The Second Arab siege of Constantinople in 717–718 was a combined land and sea offensive by the Muslim Arabs of the Umayyad Caliphate against the capital city of the Eastern Roman Empire (Byzantine Empire), Constantinople.
The campaign marked the culmination of twenty years of attacks and progressive Arab occupation of the Byzantine borderlands, while Byzantine strength was sapped by prolonged internal turmoil. In 716, after years of preparations, the Arabs, led by Maslama ibn Abd al-Malik, invaded Byzantine Asia Minor. The Arabs initially hoped to exploit Byzantine civil strife and made common cause with the general Leo III the Isaurian, who had risen up against Emperor Theodosius III. Leo, however, tricked them and secured the Byzantine throne for himself.

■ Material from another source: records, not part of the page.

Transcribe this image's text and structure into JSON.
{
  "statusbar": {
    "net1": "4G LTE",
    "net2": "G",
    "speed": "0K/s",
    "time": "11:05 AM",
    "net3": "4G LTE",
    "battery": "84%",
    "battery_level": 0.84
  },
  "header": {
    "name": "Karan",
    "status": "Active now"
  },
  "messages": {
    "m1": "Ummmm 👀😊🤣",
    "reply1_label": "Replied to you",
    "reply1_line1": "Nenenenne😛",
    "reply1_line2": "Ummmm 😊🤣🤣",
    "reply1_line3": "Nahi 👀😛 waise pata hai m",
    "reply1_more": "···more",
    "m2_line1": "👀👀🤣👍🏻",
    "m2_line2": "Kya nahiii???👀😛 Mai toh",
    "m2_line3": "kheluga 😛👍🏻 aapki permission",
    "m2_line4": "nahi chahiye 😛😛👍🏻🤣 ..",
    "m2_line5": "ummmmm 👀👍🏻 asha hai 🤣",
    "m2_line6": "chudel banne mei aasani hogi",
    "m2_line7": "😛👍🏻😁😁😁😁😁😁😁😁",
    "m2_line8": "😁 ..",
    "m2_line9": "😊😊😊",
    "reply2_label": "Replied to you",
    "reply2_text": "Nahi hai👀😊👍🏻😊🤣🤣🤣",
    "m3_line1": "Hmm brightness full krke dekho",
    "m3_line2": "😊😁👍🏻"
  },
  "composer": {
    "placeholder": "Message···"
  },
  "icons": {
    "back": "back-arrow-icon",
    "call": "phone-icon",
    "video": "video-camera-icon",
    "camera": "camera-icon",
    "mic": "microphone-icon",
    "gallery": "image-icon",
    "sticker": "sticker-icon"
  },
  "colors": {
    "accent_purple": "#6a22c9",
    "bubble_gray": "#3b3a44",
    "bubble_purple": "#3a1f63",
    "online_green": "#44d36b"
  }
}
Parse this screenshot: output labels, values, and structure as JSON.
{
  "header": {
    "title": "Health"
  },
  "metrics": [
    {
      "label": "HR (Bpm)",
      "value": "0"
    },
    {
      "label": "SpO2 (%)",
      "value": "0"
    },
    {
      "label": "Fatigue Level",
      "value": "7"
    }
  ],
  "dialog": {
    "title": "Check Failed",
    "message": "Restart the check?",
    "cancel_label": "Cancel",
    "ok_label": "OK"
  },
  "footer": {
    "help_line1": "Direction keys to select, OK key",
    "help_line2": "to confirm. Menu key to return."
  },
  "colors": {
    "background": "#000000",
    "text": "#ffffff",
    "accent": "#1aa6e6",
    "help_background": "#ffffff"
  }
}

After wintering in the western coast of Asia Minor, the Arab army crossed into Thrace in early summer 717 and built siege lines to blockade the city, which was protected by the massive Theodosian Walls. The Arab fleet, which accompanied the land army and was meant to complete the city’s blockade by sea, was neutralised soon after its arrival by the Byzantine navy through the use of Greek fire.